## WHAT YOU ARE ASKED TO DO:
Across the following data, how many lines include the string "Mittag"? Reply with the number and nothing more.

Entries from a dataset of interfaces
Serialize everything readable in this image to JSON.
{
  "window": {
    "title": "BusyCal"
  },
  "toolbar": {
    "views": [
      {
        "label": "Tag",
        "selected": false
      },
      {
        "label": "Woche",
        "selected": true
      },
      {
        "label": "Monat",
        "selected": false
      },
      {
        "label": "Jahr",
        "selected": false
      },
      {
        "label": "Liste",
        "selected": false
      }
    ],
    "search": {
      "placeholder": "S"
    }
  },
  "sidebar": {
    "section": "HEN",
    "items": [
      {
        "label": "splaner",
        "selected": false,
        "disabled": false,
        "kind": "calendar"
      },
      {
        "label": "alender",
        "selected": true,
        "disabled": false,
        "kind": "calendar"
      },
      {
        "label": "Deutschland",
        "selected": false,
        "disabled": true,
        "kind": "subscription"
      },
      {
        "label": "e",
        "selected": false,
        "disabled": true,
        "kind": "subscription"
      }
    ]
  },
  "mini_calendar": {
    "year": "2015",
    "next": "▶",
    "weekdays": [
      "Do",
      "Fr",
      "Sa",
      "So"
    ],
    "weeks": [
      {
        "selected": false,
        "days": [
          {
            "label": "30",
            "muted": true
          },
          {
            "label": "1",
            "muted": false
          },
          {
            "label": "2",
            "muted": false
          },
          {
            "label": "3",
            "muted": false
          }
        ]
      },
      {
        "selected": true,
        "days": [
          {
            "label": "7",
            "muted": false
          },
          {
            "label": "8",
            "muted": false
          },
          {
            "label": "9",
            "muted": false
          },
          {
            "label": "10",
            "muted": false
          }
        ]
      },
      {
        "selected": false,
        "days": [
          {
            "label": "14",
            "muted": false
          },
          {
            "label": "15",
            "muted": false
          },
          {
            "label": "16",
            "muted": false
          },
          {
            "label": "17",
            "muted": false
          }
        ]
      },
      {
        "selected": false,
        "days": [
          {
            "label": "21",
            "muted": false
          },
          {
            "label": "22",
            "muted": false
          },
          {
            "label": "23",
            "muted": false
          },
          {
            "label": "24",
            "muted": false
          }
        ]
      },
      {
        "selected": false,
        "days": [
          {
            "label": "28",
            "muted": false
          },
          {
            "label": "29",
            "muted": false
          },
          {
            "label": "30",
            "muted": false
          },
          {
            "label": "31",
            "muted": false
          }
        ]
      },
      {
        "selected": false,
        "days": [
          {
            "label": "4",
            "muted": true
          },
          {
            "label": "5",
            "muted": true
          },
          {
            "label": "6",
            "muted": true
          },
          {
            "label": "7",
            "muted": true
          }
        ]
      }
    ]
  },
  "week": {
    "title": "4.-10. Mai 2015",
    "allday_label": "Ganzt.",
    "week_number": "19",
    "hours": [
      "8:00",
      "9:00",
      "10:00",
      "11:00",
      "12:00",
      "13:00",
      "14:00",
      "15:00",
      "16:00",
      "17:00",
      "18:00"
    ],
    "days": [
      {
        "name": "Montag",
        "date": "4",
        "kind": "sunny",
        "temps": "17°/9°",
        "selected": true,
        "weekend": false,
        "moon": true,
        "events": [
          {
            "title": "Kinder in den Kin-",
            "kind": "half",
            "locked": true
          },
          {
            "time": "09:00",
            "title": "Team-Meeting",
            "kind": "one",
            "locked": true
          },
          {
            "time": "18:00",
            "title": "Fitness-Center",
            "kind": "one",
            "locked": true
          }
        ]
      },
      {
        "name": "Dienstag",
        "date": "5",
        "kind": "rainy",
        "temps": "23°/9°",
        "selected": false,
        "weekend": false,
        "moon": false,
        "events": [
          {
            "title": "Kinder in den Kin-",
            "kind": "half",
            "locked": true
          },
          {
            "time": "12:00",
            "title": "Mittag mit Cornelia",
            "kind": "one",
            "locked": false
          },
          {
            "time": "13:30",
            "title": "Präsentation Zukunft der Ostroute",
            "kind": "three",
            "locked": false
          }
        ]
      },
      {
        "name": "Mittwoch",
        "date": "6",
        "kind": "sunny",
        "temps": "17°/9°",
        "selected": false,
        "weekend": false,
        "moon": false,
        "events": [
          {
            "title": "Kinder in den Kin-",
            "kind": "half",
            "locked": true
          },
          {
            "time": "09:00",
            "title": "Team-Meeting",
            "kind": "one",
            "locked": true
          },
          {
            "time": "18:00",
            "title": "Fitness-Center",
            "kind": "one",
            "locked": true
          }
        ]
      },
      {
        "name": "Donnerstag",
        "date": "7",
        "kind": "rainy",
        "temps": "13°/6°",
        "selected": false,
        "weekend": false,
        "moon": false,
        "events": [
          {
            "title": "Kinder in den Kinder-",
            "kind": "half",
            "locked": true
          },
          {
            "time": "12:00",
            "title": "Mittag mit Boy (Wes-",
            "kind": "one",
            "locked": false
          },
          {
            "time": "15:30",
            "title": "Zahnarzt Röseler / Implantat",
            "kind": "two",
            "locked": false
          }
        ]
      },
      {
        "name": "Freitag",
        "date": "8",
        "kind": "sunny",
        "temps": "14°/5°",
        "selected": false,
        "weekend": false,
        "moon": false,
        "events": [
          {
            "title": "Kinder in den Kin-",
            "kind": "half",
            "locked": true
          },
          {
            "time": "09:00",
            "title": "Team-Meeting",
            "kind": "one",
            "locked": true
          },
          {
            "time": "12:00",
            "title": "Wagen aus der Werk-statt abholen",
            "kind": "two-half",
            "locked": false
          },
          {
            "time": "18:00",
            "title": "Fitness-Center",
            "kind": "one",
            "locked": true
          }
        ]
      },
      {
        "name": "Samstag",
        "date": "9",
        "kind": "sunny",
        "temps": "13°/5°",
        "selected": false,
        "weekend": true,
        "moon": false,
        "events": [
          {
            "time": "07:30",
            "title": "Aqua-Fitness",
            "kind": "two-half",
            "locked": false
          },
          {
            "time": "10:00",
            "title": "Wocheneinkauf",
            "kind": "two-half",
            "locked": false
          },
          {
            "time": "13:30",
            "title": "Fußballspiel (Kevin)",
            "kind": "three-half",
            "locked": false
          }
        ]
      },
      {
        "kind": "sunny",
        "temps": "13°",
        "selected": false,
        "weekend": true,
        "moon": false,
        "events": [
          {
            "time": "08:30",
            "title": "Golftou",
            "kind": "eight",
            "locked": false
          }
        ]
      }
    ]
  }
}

## RESULT:
2